Lynskey’s character is less outgoing than Candy and struggles to find joy in her life. “I studied photos of Betty throughout her life and I could tell she had essentially the same style most of her life,” Ballard said. “For the most part she had a round, graduated bob — similar to how Dorothy Hamill used to wear her hair. As she got older, it got longer and it at times looked a little bit more lopsided and was less of a precision haircut, like she may have been maintaining it herself.” One photo in particular of Betty Gore stood out for Ballard: She’s sitting on the couch with her kids, her hair is not perfect and her cowlick is evident. “She’s got a cowlick in the front that we really put a lot of effort into maintaining because it seemed like such an important part of her character,” Ballard said. “So you’ll see throughout the show where maybe if she’s at school, she would’ve probably blown her hair out and smoothed her cowlick out. But then if she’s at home vacuuming, you’ll see the cowlick has started to creep in.”

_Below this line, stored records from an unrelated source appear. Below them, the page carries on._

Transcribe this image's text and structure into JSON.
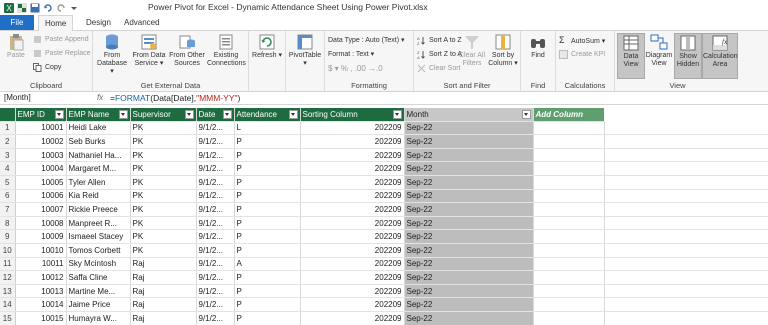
{
  "window": {
    "title": "Power Pivot for Excel - Dynamic Attendance Sheet Using Power Pivot.xlsx"
  },
  "tabs": {
    "file": "File",
    "home": "Home",
    "design": "Design",
    "advanced": "Advanced"
  },
  "ribbon": {
    "clipboard": {
      "label": "Clipboard",
      "paste": "Paste",
      "paste_append": "Paste Append",
      "paste_replace": "Paste Replace",
      "copy": "Copy"
    },
    "external": {
      "label": "Get External Data",
      "from_database": "From Database ▾",
      "from_data_service": "From Data Service ▾",
      "from_other_sources": "From Other Sources",
      "existing_connections": "Existing Connections"
    },
    "refresh": {
      "refresh": "Refresh ▾"
    },
    "pivot": {
      "pivottable": "PivotTable ▾"
    },
    "formatting": {
      "label": "Formatting",
      "data_type": "Data Type : Auto (Text) ▾",
      "format": "Format : Text ▾",
      "symbols": "$ ▾  %  ,  .00  →.0"
    },
    "sort_filter": {
      "label": "Sort and Filter",
      "sort_az": "Sort A to Z",
      "sort_za": "Sort Z to A",
      "clear_sort": "Clear Sort",
      "clear_all_filters": "Clear All Filters",
      "sort_by_column": "Sort by Column ▾"
    },
    "find": {
      "label": "Find",
      "find": "Find"
    },
    "calculations": {
      "label": "Calculations",
      "autosum": "AutoSum ▾",
      "create_kpi": "Create KPI"
    },
    "view": {
      "label": "View",
      "data_view": "Data View",
      "diagram_view": "Diagram View",
      "show_hidden": "Show Hidden",
      "calculation_area": "Calculation Area"
    }
  },
  "formula_bar": {
    "name_box": "[Month]",
    "fx": "fx",
    "formula_prefix": "=",
    "formula_fn": "FORMAT",
    "formula_args": "(Data[Date],",
    "formula_str": "\"MMM-YY\"",
    "formula_close": ")"
  },
  "table": {
    "columns": [
      "EMP ID",
      "EMP Name",
      "Supervisor",
      "Date",
      "Attendance",
      "Sorting Column",
      "Month",
      "Add Column"
    ],
    "rows": [
      [
        "1",
        "10001",
        "Heidi Lake",
        "PK",
        "9/1/2...",
        "L",
        "202209",
        "Sep-22"
      ],
      [
        "2",
        "10002",
        "Seb Burks",
        "PK",
        "9/1/2...",
        "P",
        "202209",
        "Sep-22"
      ],
      [
        "3",
        "10003",
        "Nathaniel Ha...",
        "PK",
        "9/1/2...",
        "P",
        "202209",
        "Sep-22"
      ],
      [
        "4",
        "10004",
        "Margaret M...",
        "PK",
        "9/1/2...",
        "P",
        "202209",
        "Sep-22"
      ],
      [
        "5",
        "10005",
        "Tyler Allen",
        "PK",
        "9/1/2...",
        "P",
        "202209",
        "Sep-22"
      ],
      [
        "6",
        "10006",
        "Kia Reid",
        "PK",
        "9/1/2...",
        "P",
        "202209",
        "Sep-22"
      ],
      [
        "7",
        "10007",
        "Rickie Preece",
        "PK",
        "9/1/2...",
        "P",
        "202209",
        "Sep-22"
      ],
      [
        "8",
        "10008",
        "Manpreet R...",
        "PK",
        "9/1/2...",
        "P",
        "202209",
        "Sep-22"
      ],
      [
        "9",
        "10009",
        "Ismaeel Stacey",
        "PK",
        "9/1/2...",
        "P",
        "202209",
        "Sep-22"
      ],
      [
        "10",
        "10010",
        "Tomos Corbett",
        "PK",
        "9/1/2...",
        "P",
        "202209",
        "Sep-22"
      ],
      [
        "11",
        "10011",
        "Sky Mcintosh",
        "Raj",
        "9/1/2...",
        "A",
        "202209",
        "Sep-22"
      ],
      [
        "12",
        "10012",
        "Saffa Cline",
        "Raj",
        "9/1/2...",
        "P",
        "202209",
        "Sep-22"
      ],
      [
        "13",
        "10013",
        "Martine Me...",
        "Raj",
        "9/1/2...",
        "P",
        "202209",
        "Sep-22"
      ],
      [
        "14",
        "10014",
        "Jaime Price",
        "Raj",
        "9/1/2...",
        "P",
        "202209",
        "Sep-22"
      ],
      [
        "15",
        "10015",
        "Humayra W...",
        "Raj",
        "9/1/2...",
        "P",
        "202209",
        "Sep-22"
      ]
    ]
  },
  "colors": {
    "header_green": "#1e6b40",
    "add_column_green": "#5f9e6e",
    "selected_col_gray": "#bdbdbd",
    "file_tab_blue": "#1e6fc5"
  }
}
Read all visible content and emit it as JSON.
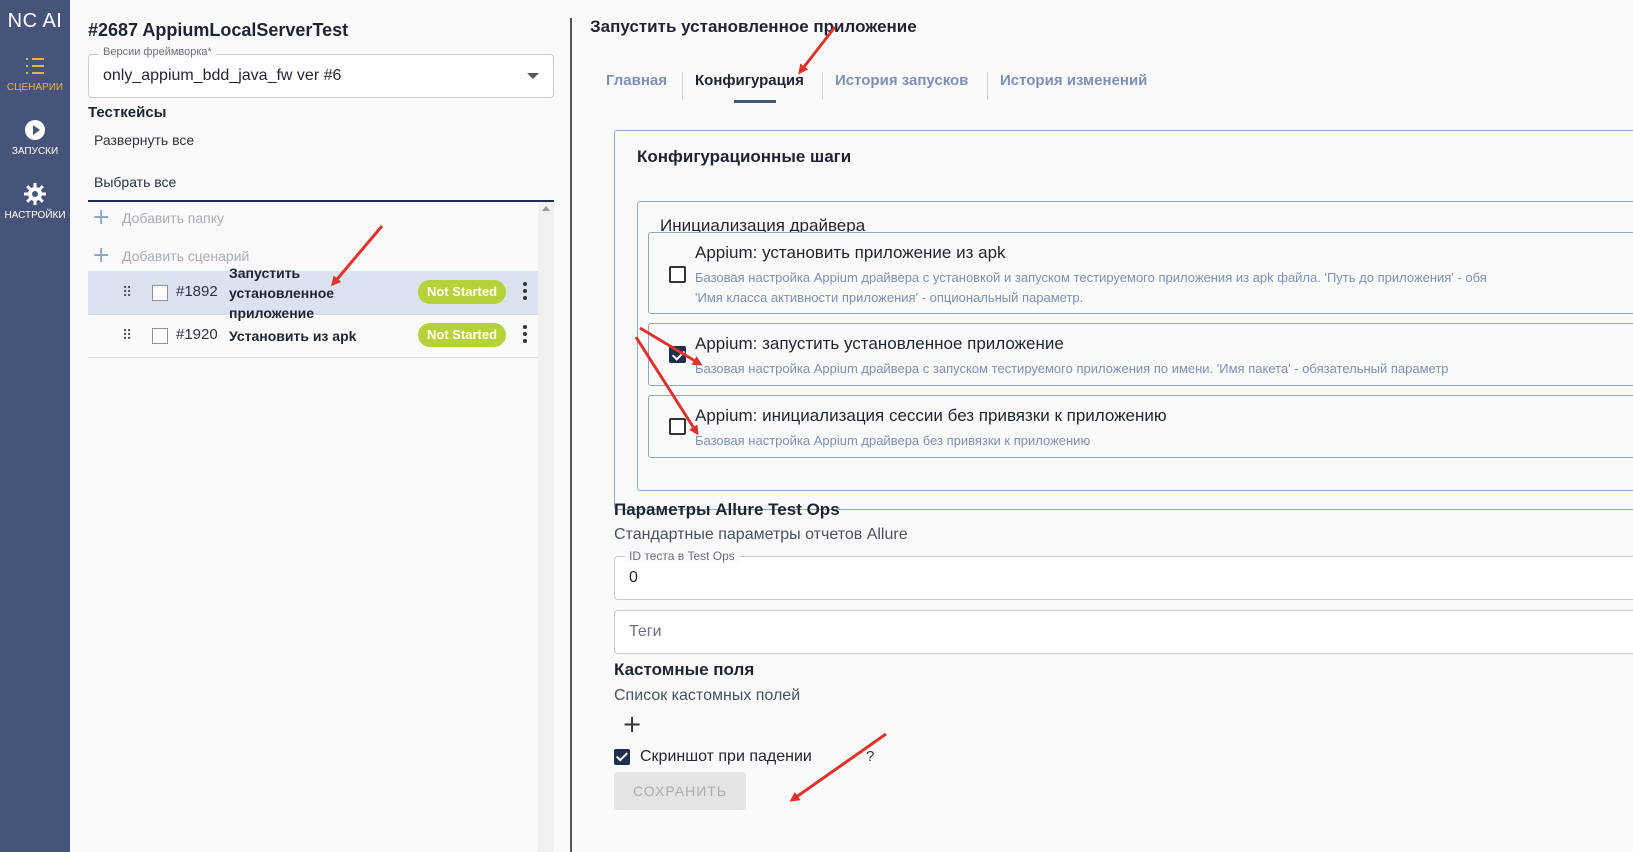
{
  "app": {
    "logo": "NC AI"
  },
  "nav": [
    {
      "label": "СЦЕНАРИИ",
      "icon": "list-icon",
      "active": true
    },
    {
      "label": "ЗАПУСКИ",
      "icon": "play-circle-icon",
      "active": false
    },
    {
      "label": "НАСТРОЙКИ",
      "icon": "gear-icon",
      "active": false
    }
  ],
  "left": {
    "project_title": "#2687 AppiumLocalServerTest",
    "framework": {
      "legend": "Версии фреймворка*",
      "value": "only_appium_bdd_java_fw ver #6"
    },
    "testcases_heading": "Тесткейсы",
    "expand_all": "Развернуть все",
    "select_all": "Выбрать все",
    "add_folder": "Добавить папку",
    "add_scenario": "Добавить сценарий",
    "testcases": [
      {
        "id": "#1892",
        "name": "Запустить установленное приложение",
        "status": "Not Started",
        "selected": true
      },
      {
        "id": "#1920",
        "name": "Установить из apk",
        "status": "Not Started",
        "selected": false
      }
    ]
  },
  "right": {
    "title": "Запустить установленное приложение",
    "tabs": [
      {
        "label": "Главная",
        "active": false
      },
      {
        "label": "Конфигурация",
        "active": true
      },
      {
        "label": "История запусков",
        "active": false
      },
      {
        "label": "История изменений",
        "active": false
      }
    ],
    "config_title": "Конфигурационные шаги",
    "init_title": "Инициализация драйвера",
    "options": [
      {
        "title": "Appium: установить приложение из apk",
        "desc1": "Базовая настройка Appium драйвера с установкой и запуском тестируемого приложения из apk файла. 'Путь до приложения' - обя",
        "desc2": "'Имя класса активности приложения' - опциональный параметр.",
        "checked": false
      },
      {
        "title": "Appium: запустить установленное приложение",
        "desc1": "Базовая настройка Appium драйвера с запуском тестируемого приложения по имени. 'Имя пакета' - обязательный параметр",
        "desc2": "",
        "checked": true
      },
      {
        "title": "Appium: инициализация сессии без привязки к приложению",
        "desc1": "Базовая настройка Appium драйвера без привязки к приложению",
        "desc2": "",
        "checked": false
      }
    ],
    "allure": {
      "heading": "Параметры Allure Test Ops",
      "sub": "Стандартные параметры отчетов Allure",
      "test_id_legend": "ID теста в Test Ops",
      "test_id_value": "0",
      "tags_placeholder": "Теги"
    },
    "custom": {
      "heading": "Кастомные поля",
      "sub": "Список кастомных полей"
    },
    "screenshot_label": "Скриншот при падении",
    "help": "?",
    "save_label": "СОХРАНИТЬ"
  },
  "colors": {
    "sidebar": "#475479",
    "accent": "#e8b44a",
    "badge": "#b6d23a",
    "arrow": "#e0332b",
    "border": "#8da7cf"
  }
}
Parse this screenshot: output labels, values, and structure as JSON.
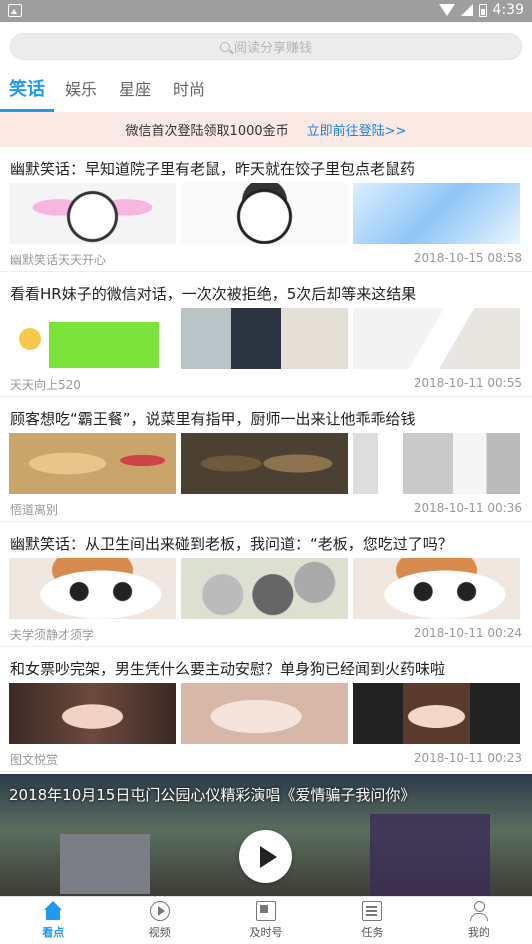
{
  "status_bar": {
    "time": "4:39"
  },
  "search": {
    "placeholder": "阅读分享赚钱"
  },
  "tabs": [
    {
      "label": "笑话",
      "active": true
    },
    {
      "label": "娱乐",
      "active": false
    },
    {
      "label": "星座",
      "active": false
    },
    {
      "label": "时尚",
      "active": false
    }
  ],
  "banner": {
    "message": "微信首次登陆领取1000金币",
    "cta": "立即前往登陆>>"
  },
  "articles": [
    {
      "title": "幽默笑话：早知道院子里有老鼠，昨天就在饺子里包点老鼠药",
      "source": "幽默笑话天天开心",
      "time": "2018-10-15 08:58"
    },
    {
      "title": "看看HR妹子的微信对话，一次次被拒绝，5次后却等来这结果",
      "source": "天天向上520",
      "time": "2018-10-11 00:55"
    },
    {
      "title": "顾客想吃“霸王餐”，说菜里有指甲，厨师一出来让他乖乖给钱",
      "source": "悟道离别",
      "time": "2018-10-11 00:36"
    },
    {
      "title": "幽默笑话：从卫生间出来碰到老板，我问道：“老板，您吃过了吗？",
      "source": "夫学须静才须学",
      "time": "2018-10-11 00:24"
    },
    {
      "title": "和女票吵完架，男生凭什么要主动安慰？单身狗已经闻到火药味啦",
      "source": "图文悦赏",
      "time": "2018-10-11 00:23"
    }
  ],
  "video": {
    "title": "2018年10月15日屯门公园心仪精彩演唱《爱情骗子我问你》"
  },
  "bottom_nav": [
    {
      "label": "看点",
      "icon": "home-icon",
      "active": true
    },
    {
      "label": "视频",
      "icon": "video-icon",
      "active": false
    },
    {
      "label": "及时号",
      "icon": "news-icon",
      "active": false
    },
    {
      "label": "任务",
      "icon": "task-icon",
      "active": false
    },
    {
      "label": "我的",
      "icon": "profile-icon",
      "active": false
    }
  ]
}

Initially, Lynskey hoped her own hair could work for the character. “After a bit of deliberation, her other production, ‘Yellowjackets,’ decided that they were nervous about her cutting her hair, just due to the timelines with her going back for the next season,” Ballard said. “So we ended up doing the wig for her.”
Allan Gore (Pablo Schreiber)
Pablo Schreiber plays Betty Gore’s husband, the man who has an affair with Candy. According to Ballard, his wig was the trickiest of all. “I worked very closely with him because his wig was one where you can see his entire hairline,” she said. “So that’s one where it was really important to make sure that the shape of his hair stayed feeling organic and natural. We had some room for forgiveness with everyone else’s, where part of their hairline was concealed by their hair, but with Pablo you could see his entire hairline. And on the men’s wigs, we really have to keep a close eye on the naps and all of that to just make sure everything’s laying in a natural manner. Throughout the day I definitely had to keep a closer eye on his.”